Note that the main executables for the project - mitmdump, mitmproxy, mitmweb, pathod, and pathoc - are all created within the virtualenv. After activating the virtualenv, they will be on your $PATH, and you can run them like any other command:

mitmdump --version

For convenience, the project includes an autoenv file (.env) that auto-activates the virtualenv when you cd into the mitmproxy directory.

Testing

If you've followed the procedure above, you already have all the development requirements installed, and you can simply run the test suite:

py.test

Please ensure that all patches are accompanied by matching changes in the test suite. The project tries to maintain 100% test coverage.

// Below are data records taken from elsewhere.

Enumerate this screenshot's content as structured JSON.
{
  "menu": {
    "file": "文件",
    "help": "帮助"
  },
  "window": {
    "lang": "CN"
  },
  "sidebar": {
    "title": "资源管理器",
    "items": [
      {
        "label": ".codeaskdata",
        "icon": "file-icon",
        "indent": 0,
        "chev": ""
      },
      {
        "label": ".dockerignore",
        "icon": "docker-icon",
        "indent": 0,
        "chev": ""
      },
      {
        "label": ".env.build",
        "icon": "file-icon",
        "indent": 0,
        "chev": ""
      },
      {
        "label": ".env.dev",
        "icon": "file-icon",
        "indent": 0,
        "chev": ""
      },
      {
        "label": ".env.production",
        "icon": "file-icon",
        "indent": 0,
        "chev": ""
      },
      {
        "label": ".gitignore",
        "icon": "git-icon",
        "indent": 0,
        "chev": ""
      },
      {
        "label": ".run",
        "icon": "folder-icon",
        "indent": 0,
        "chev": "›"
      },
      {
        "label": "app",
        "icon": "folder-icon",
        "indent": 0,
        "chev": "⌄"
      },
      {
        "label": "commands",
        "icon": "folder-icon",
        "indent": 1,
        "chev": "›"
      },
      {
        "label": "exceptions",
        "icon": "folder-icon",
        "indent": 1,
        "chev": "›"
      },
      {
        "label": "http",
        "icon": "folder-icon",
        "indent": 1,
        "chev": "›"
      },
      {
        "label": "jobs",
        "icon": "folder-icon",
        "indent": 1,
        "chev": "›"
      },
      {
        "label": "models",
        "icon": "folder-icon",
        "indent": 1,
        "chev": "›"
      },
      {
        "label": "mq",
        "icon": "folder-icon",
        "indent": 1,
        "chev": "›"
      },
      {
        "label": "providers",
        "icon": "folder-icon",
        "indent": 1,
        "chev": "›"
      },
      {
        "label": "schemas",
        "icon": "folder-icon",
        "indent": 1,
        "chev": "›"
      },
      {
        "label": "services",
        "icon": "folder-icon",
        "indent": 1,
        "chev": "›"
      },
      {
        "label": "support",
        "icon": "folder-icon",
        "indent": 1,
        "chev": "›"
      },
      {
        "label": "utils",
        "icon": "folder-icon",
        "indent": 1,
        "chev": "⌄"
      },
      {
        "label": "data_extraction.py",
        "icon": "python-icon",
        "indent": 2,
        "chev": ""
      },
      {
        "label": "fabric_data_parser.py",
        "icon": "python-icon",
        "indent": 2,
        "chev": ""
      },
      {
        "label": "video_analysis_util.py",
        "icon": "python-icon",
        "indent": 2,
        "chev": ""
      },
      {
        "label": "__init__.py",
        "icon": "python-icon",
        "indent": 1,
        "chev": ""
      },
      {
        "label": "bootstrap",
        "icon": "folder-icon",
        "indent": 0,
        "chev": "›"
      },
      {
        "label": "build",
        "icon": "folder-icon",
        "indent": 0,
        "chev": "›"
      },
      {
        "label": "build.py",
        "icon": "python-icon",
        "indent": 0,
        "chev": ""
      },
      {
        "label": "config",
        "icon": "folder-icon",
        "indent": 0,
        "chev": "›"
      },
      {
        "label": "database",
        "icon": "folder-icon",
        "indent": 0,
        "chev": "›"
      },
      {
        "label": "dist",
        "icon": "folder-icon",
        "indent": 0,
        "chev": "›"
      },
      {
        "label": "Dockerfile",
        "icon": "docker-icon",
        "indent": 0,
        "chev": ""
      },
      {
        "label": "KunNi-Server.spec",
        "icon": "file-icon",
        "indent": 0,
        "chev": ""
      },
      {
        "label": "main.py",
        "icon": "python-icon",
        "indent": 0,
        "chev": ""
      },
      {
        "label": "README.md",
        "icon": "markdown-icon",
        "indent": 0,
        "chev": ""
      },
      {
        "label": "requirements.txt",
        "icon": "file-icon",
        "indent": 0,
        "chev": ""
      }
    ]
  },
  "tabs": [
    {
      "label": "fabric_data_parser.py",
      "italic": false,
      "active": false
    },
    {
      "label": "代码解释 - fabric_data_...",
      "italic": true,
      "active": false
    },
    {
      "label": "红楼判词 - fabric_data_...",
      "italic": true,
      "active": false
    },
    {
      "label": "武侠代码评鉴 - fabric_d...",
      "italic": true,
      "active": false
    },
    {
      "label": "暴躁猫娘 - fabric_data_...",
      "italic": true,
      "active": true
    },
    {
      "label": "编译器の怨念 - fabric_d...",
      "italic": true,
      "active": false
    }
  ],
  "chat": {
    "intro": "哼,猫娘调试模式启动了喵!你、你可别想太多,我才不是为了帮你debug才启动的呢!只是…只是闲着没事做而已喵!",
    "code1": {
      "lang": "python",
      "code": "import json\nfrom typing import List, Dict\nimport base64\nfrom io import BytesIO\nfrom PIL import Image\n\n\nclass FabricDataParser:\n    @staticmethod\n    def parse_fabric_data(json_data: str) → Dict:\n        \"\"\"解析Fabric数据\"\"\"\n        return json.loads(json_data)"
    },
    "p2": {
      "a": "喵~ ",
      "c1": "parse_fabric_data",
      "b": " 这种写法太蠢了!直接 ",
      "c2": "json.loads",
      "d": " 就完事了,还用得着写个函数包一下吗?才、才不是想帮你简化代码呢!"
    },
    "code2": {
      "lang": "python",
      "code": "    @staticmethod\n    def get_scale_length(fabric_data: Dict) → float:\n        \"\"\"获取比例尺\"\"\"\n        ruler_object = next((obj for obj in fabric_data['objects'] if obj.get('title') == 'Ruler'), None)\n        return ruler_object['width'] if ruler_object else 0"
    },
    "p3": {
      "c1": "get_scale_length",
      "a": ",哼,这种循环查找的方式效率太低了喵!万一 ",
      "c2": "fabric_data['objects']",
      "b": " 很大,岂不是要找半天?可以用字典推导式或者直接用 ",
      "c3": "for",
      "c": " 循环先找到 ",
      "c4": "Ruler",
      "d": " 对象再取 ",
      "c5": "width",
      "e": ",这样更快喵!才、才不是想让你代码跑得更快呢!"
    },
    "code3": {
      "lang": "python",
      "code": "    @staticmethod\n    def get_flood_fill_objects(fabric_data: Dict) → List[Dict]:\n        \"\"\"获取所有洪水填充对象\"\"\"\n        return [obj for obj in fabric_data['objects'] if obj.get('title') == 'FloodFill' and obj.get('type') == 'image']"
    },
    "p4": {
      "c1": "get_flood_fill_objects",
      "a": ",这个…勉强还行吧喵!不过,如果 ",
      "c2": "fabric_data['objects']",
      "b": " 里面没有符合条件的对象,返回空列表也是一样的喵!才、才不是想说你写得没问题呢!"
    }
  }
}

You can also use tox to run the full suite of tests, including a quick test to check documentation and code linting.

The following tox environments are relevant for local testing:

tox -e py35  # runs all tests with Python 3.5
tox -e docs  # runs a does-it-compile check on the documentation
tox -e lint  # runs the linter for coding style checks

Documentation

The mitmproxy documentation is build using Sphinx, which is installed automatically if you set up a development environment as described above. After installation, you can render the documentation like this:

cd docs
make clean
make html
make livehtml

The last command invokes sphinx-autobuild, which watches the Sphinx directory and rebuilds the documentation when a change is detected.

Style

Keeping to a consistent code style throughout the project makes it easier to contribute and collaborate. Please stick to the guidelines in PEP8 and the Google Style Guide unless there's a very good reason not to.

This is automatically enforced on every PR. If we detect a linting error, the PR checks will fail and block merging. You can run our lint checks yourself with the following command:

tox -e lint